Do You Have 30 Seconds and Can You Get Your Finger Dirty? was started in June 2002. The process is deceptively simple; I am collecting a single fingerprint from a multitude of individuals. My goal is to create an ever-increasing archive of tiny markings. As the collection grows, the piece becomes more exciting as it is being built one person at a time, one small marking at a time. Each person’s print is taken using a stamp pad and is identified by the date they were fingerprinted as well as their sex, age, occupation and first name. It is the kind of information given out all of the time, the sort of facts found on a variety of official forms but in this case it is accentuated with a beautiful and strange marking. I love the notion that each person carries around a delicate and distinct print that is left invisibly 1000’s of places each day but in this case the mark is made visible and will become part of a larger collection of humanity. Of course there is also much in the news these days about fingerprinting and cataloguing certain people-it is a process that picks people out to tell them they do not really belong. Do You Have 30 Seconds uses this same process but creates a piece that is inclusive, that is about being part of something larger. It is an interactive piece that relies on the willingness of strangers to become part of the project. If they do not stop to listen to my request and explanation of the process the project will fail. Their fingerprint not only expresses their existence but it marks a place where two strangers had a momentary and intimate interaction.

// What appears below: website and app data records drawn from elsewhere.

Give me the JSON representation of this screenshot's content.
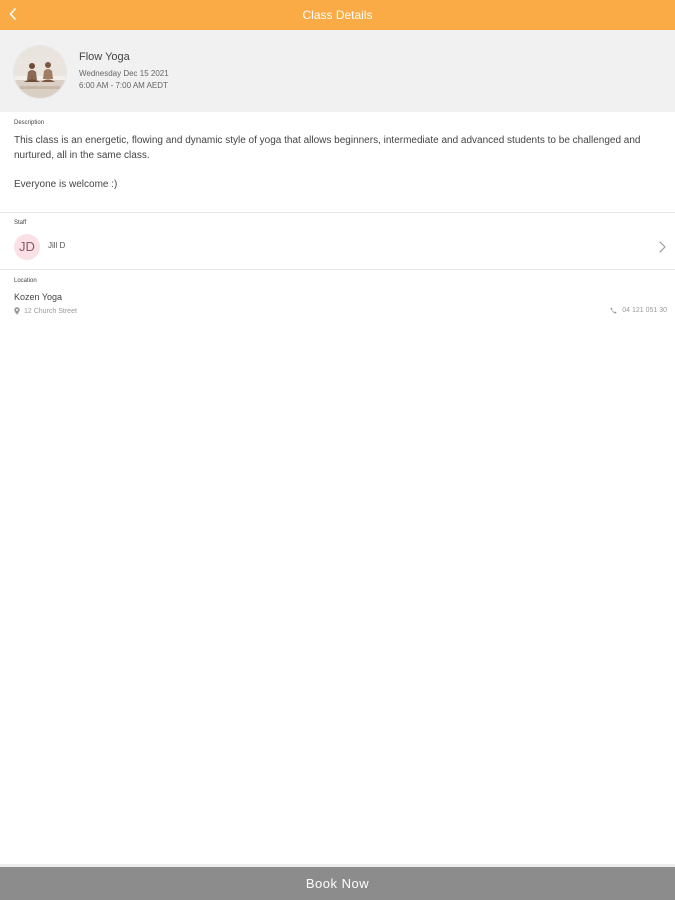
{
  "header": {
    "title": "Class Details",
    "back_icon": "chevron-left-icon"
  },
  "colors": {
    "accent": "#fbab45",
    "header_bg": "#f1f1f1",
    "button_bg": "#8c8c8c",
    "staff_avatar_bg": "#fbe0e6"
  },
  "class": {
    "name": "Flow Yoga",
    "date": "Wednesday Dec 15 2021",
    "time": "6:00 AM - 7:00 AM AEDT"
  },
  "description": {
    "label": "Description",
    "paragraph1": "This class is an energetic, flowing and dynamic style of yoga that allows beginners, intermediate and advanced students to be challenged and nurtured, all in the same class.",
    "paragraph2": "Everyone is welcome :)"
  },
  "staff": {
    "label": "Staff",
    "initials": "JD",
    "name": "Jill D"
  },
  "location": {
    "label": "Location",
    "name": "Kozen Yoga",
    "address": "12 Church Street",
    "phone": "04 121 051 30"
  },
  "footer": {
    "book_label": "Book Now"
  }
}
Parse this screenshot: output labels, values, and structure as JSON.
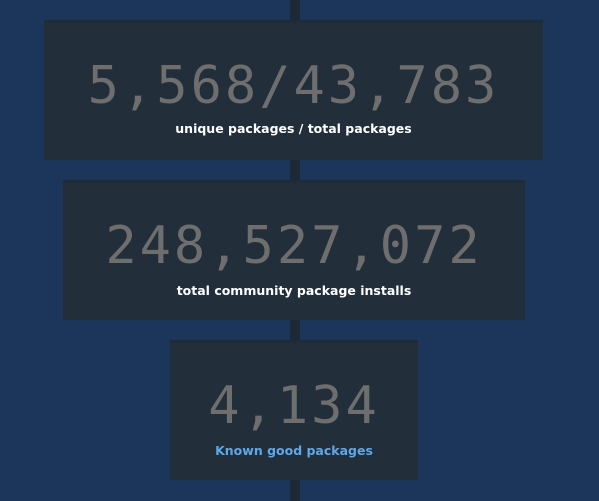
{
  "stats": [
    {
      "value": "5,568/43,783",
      "label": "unique packages / total packages"
    },
    {
      "value": "248,527,072",
      "label": "total community package installs"
    },
    {
      "value": "4,134",
      "label": "Known good packages"
    }
  ],
  "colors": {
    "background": "#1b365a",
    "card": "#222e3a",
    "number": "#6e6e6e",
    "label": "#ffffff",
    "link": "#5fa8e6"
  }
}
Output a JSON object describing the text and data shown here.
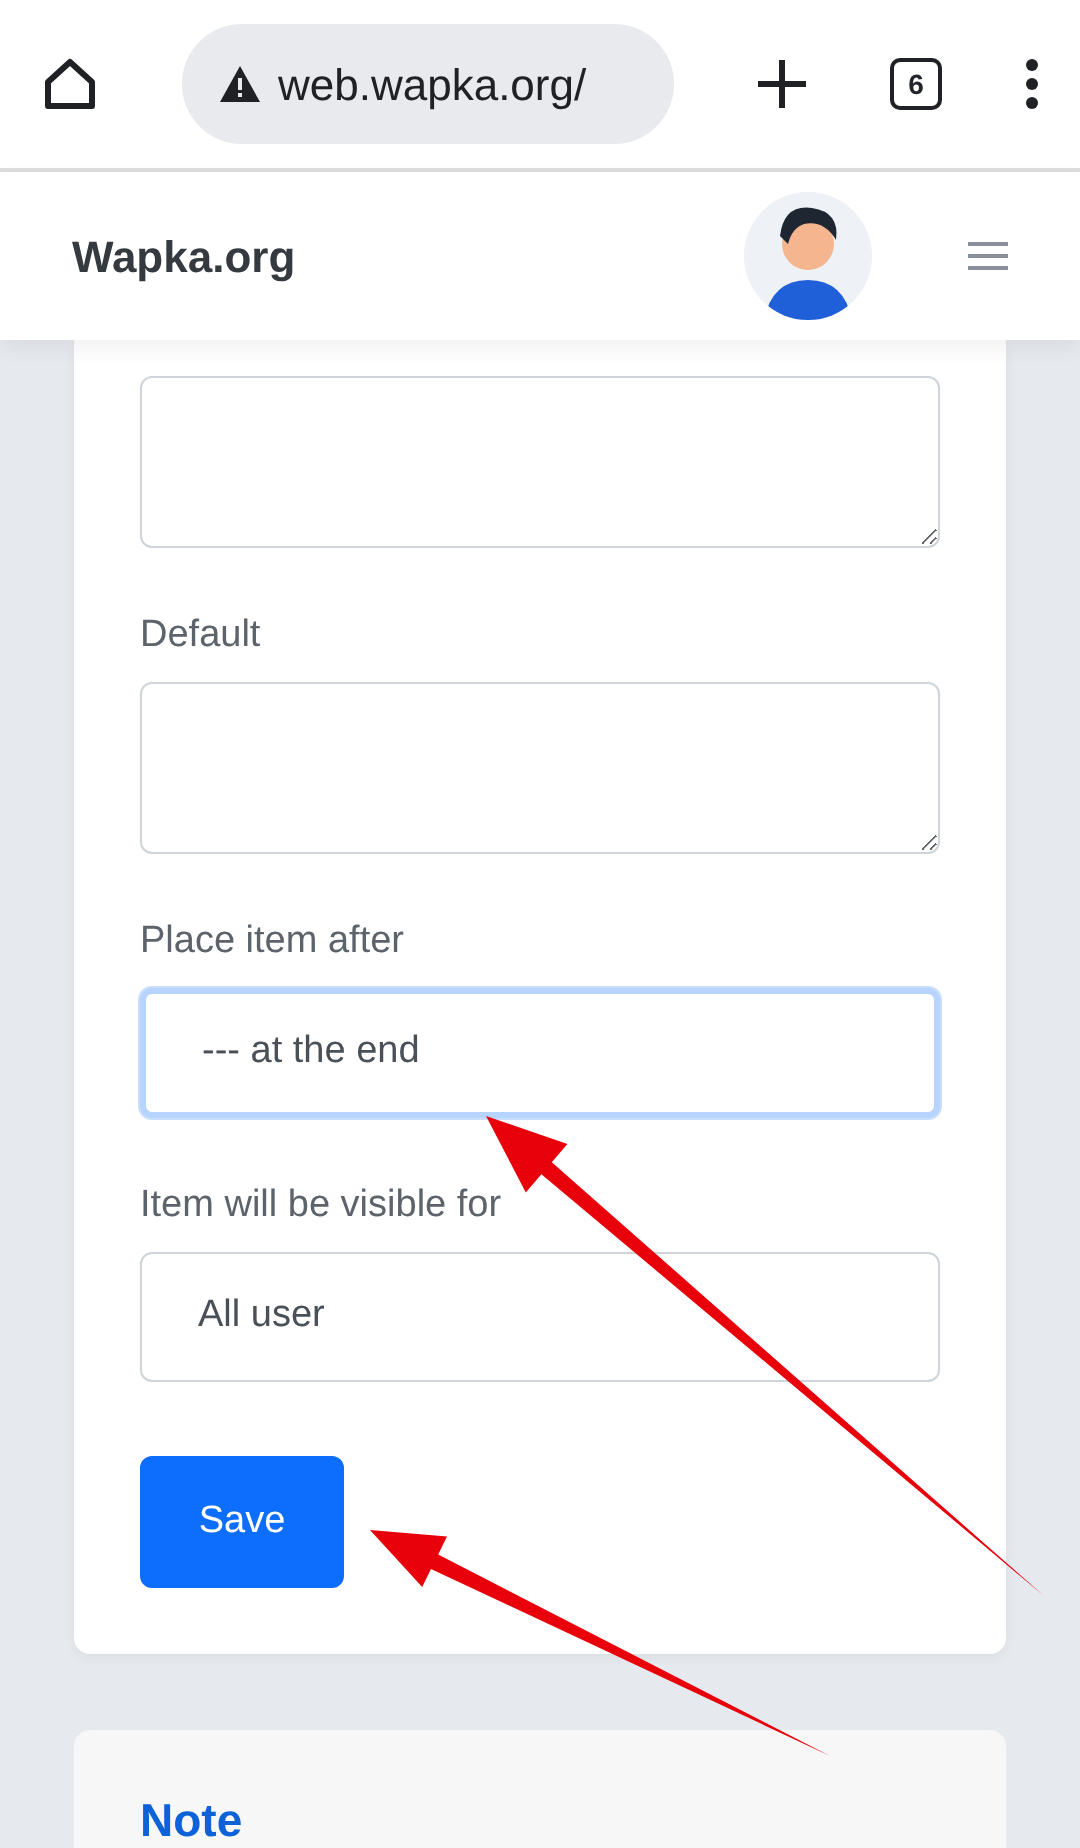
{
  "browser": {
    "url": "web.wapka.org/",
    "tab_count": "6"
  },
  "header": {
    "brand": "Wapka.org"
  },
  "form": {
    "fields": [
      {
        "kind": "textarea"
      },
      {
        "kind": "textarea",
        "label": "Default"
      },
      {
        "kind": "select",
        "label": "Place item after",
        "value": "--- at the end",
        "focused": true
      },
      {
        "kind": "select",
        "label": "Item will be visible for",
        "value": "All user",
        "focused": false
      }
    ],
    "submit": "Save"
  },
  "note": {
    "title": "Note"
  }
}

The fingerprints, which are of the index finger, are stamped on to a 9 x 12” piece of acid free drawing paper that has been gridded into twenty sections. Under each print is the personal information recorded in graphite. When the entire piece is installed the pages are hung on the wall chronologically. There is no space between them, so a wallpaper like affect will be created. Some fingerprints have been scanned and made into digital prints.
Digital prints 24×19” with hand written text, 2000 – Present